Lateral bud: Vegetative buds on sides of twigs or branches.
 
Lateral root: Roots extending outward off main or buttress roots.

Leader: A main terminal leader of the tree. There can be two or more in which case the tree is a modified central leader leader tree.
 
Lopper: A pruning tool with two handles which cuts with a scissor-like action. This is a “hand-tool” but takes two hands.

Mature height: The tallest anticipated height a tree is expected to reach.

Native: A species that historically occurred or naturalized in a geographic region as opposed to being introduced.
 
Node: The point of attachment of leaves and axillary buds.

Permanent branch:
A branch that is intended to be left in place for the permanent branch structure of a tree.

PH: measure of acidity in soil or mulch.

Pole pruner: Same as “extension pruner”. These can also be  a lopper with extending handles.  
 
Pole saw – A saw on a pole.

Pruning: Removal of  limbs to direct the growth of a tree.
 
Restoration: Pruning to bring a tree’s form, branch structure or health to an improved state.

Root pruning: Cutting roots when transplanting, cut the tips of the roots so they fit better in the planting hole and to stimulate small rootlet growth. This is often done at the nursery before buying.
 
Scabbard: A sheath for a pruning saw or hand pruners.
 
 Scaffold limb:
Permanently planned and retained, larger limbs of the tree.

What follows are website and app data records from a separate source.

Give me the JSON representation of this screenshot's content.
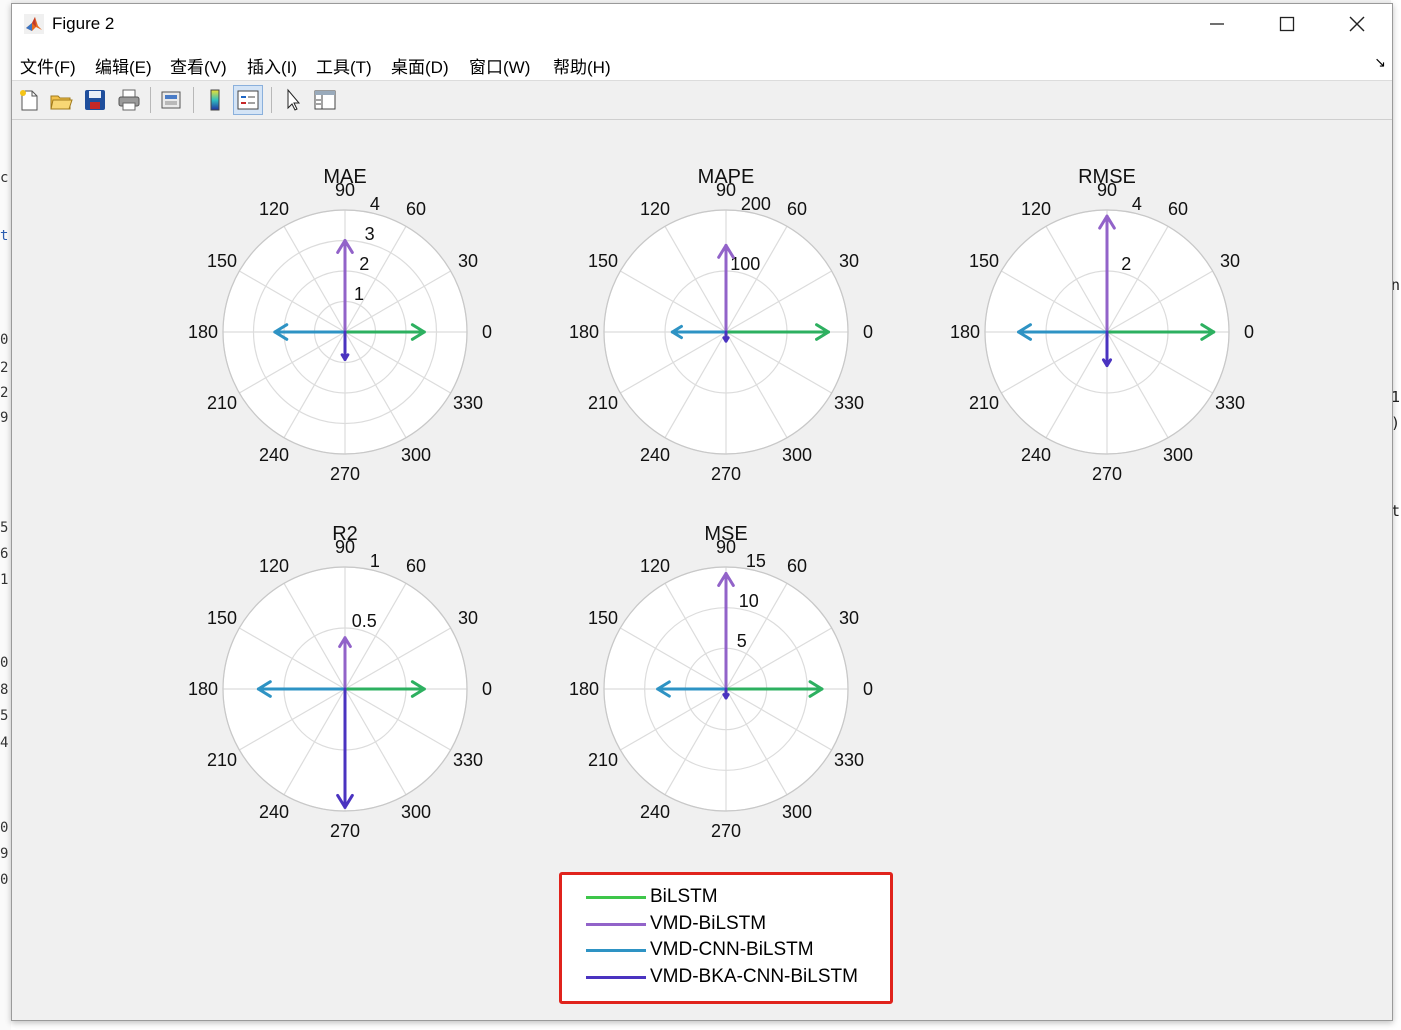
{
  "window": {
    "title": "Figure 2"
  },
  "menu": [
    "文件(F)",
    "编辑(E)",
    "查看(V)",
    "插入(I)",
    "工具(T)",
    "桌面(D)",
    "窗口(W)",
    "帮助(H)"
  ],
  "toolbar": {
    "buttons": [
      "new-figure-icon",
      "open-file-icon",
      "save-icon",
      "print-icon",
      "print-preview-icon",
      "colorbar-icon",
      "legend-icon",
      "pointer-icon",
      "property-inspector-icon"
    ],
    "pressed": "legend-icon"
  },
  "colors": {
    "BiLSTM": "#2db060",
    "VMD-BiLSTM": "#9263c9",
    "VMD-CNN-BiLSTM": "#2e93c4",
    "VMD-BKA-CNN-BiLSTM": "#4a33c0",
    "legend_frame": "#e0231c"
  },
  "legend": {
    "items": [
      {
        "label": "BiLSTM",
        "color": "#3ec64a"
      },
      {
        "label": "VMD-BiLSTM",
        "color": "#9263c9"
      },
      {
        "label": "VMD-CNN-BiLSTM",
        "color": "#2e93c4"
      },
      {
        "label": "VMD-BKA-CNN-BiLSTM",
        "color": "#4a33c0"
      }
    ]
  },
  "chart_data": [
    {
      "type": "polar",
      "title": "MAE",
      "angle_ticks": [
        0,
        30,
        60,
        90,
        120,
        150,
        180,
        210,
        240,
        270,
        300,
        330
      ],
      "r_ticks": [
        1,
        2,
        3,
        4
      ],
      "r_max": 4,
      "series": [
        {
          "name": "BiLSTM",
          "angle": 0,
          "value": 2.6
        },
        {
          "name": "VMD-BiLSTM",
          "angle": 90,
          "value": 3.0
        },
        {
          "name": "VMD-CNN-BiLSTM",
          "angle": 180,
          "value": 2.3
        },
        {
          "name": "VMD-BKA-CNN-BiLSTM",
          "angle": 270,
          "value": 0.9
        }
      ]
    },
    {
      "type": "polar",
      "title": "MAPE",
      "angle_ticks": [
        0,
        30,
        60,
        90,
        120,
        150,
        180,
        210,
        240,
        270,
        300,
        330
      ],
      "r_ticks": [
        100,
        200
      ],
      "r_max": 200,
      "series": [
        {
          "name": "BiLSTM",
          "angle": 0,
          "value": 168
        },
        {
          "name": "VMD-BiLSTM",
          "angle": 90,
          "value": 142
        },
        {
          "name": "VMD-CNN-BiLSTM",
          "angle": 180,
          "value": 88
        },
        {
          "name": "VMD-BKA-CNN-BiLSTM",
          "angle": 270,
          "value": 15
        }
      ]
    },
    {
      "type": "polar",
      "title": "RMSE",
      "angle_ticks": [
        0,
        30,
        60,
        90,
        120,
        150,
        180,
        210,
        240,
        270,
        300,
        330
      ],
      "r_ticks": [
        2,
        4
      ],
      "r_max": 4,
      "series": [
        {
          "name": "BiLSTM",
          "angle": 0,
          "value": 3.5
        },
        {
          "name": "VMD-BiLSTM",
          "angle": 90,
          "value": 3.8
        },
        {
          "name": "VMD-CNN-BiLSTM",
          "angle": 180,
          "value": 2.9
        },
        {
          "name": "VMD-BKA-CNN-BiLSTM",
          "angle": 270,
          "value": 1.1
        }
      ]
    },
    {
      "type": "polar",
      "title": "R2",
      "angle_ticks": [
        0,
        30,
        60,
        90,
        120,
        150,
        180,
        210,
        240,
        270,
        300,
        330
      ],
      "r_ticks": [
        0.5,
        1
      ],
      "r_max": 1,
      "series": [
        {
          "name": "BiLSTM",
          "angle": 0,
          "value": 0.65
        },
        {
          "name": "VMD-BiLSTM",
          "angle": 90,
          "value": 0.42
        },
        {
          "name": "VMD-CNN-BiLSTM",
          "angle": 180,
          "value": 0.71
        },
        {
          "name": "VMD-BKA-CNN-BiLSTM",
          "angle": 270,
          "value": 0.97
        }
      ]
    },
    {
      "type": "polar",
      "title": "MSE",
      "angle_ticks": [
        0,
        30,
        60,
        90,
        120,
        150,
        180,
        210,
        240,
        270,
        300,
        330
      ],
      "r_ticks": [
        5,
        10,
        15
      ],
      "r_max": 15,
      "series": [
        {
          "name": "BiLSTM",
          "angle": 0,
          "value": 11.8
        },
        {
          "name": "VMD-BiLSTM",
          "angle": 90,
          "value": 14.2
        },
        {
          "name": "VMD-CNN-BiLSTM",
          "angle": 180,
          "value": 8.4
        },
        {
          "name": "VMD-BKA-CNN-BiLSTM",
          "angle": 270,
          "value": 1.1
        }
      ]
    }
  ]
}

Scion wood: Is usually used for grafting.
A detached shoot or cutting with buds, used to insert in another plant or tree or on a root stock for propagation.
 
Soil analysis: The results of a chemical test that determines soil pH, and nutrient content including nitrogen, phosphorus and potassium, as well as other minerals.

Stress: A condition of a tree that means it’s having a hard time and is not in a state of premium or reasonable growth.
 
Subordinate: Pruning a branch or leader to reduce it’s domination in relation to nearby branches and leaders.
 
Sucker: A shoot originating from a root or lower trunk.
 Sprouts and water sprouts are shoots from up above the base of the trunk.
Sun scald: Damage to tissue from too much exposure to sun.

Terminal bud: The bud at the apex of a stem -
the bud at the main central leader tip.
 
Thinning: A selective pruning or thinning of stems and branches to increase air, moisture, or light penetration.

Topping: Non-selective, “crew-cut” or severe style cutting of, and across the top of the tree, usually leaving large cross-cut stubs.
 
Transplant:
Moving a tree or shrub from one location to another.

Transplant shock:  The shock a tree or plant goes through at transplanting time.

Tree wrap: Material wrapped around tree trunks or limbs to protect from sunburn or for protection during transportation.
 
Trunk: The lowest base stem that supports the tree - the link between the roots below, and the canopy above.

Undercut: An undercut is the first of 3 cuts in the multiple 3 cut system to remove a branch without tearing bark. The undercut, and top cut are both made a little way out from the branch collar and trunk.
 
Water sprout: A vertical shoot from a branch, or upper trunk, that is usually fairly speedy growing compared to most other branches.

Weak crotch: When 2 or more branches or leaders meet at a union which is weak - in most cases a weak “V” shaped crotch or union.
 
Wound dressing: A coating or paint originally made to coat pruning cuts or wounds, proven to cause acceleration of decay. Not recommended except in isolated specific cases for control of insect or disease on a few species of trees.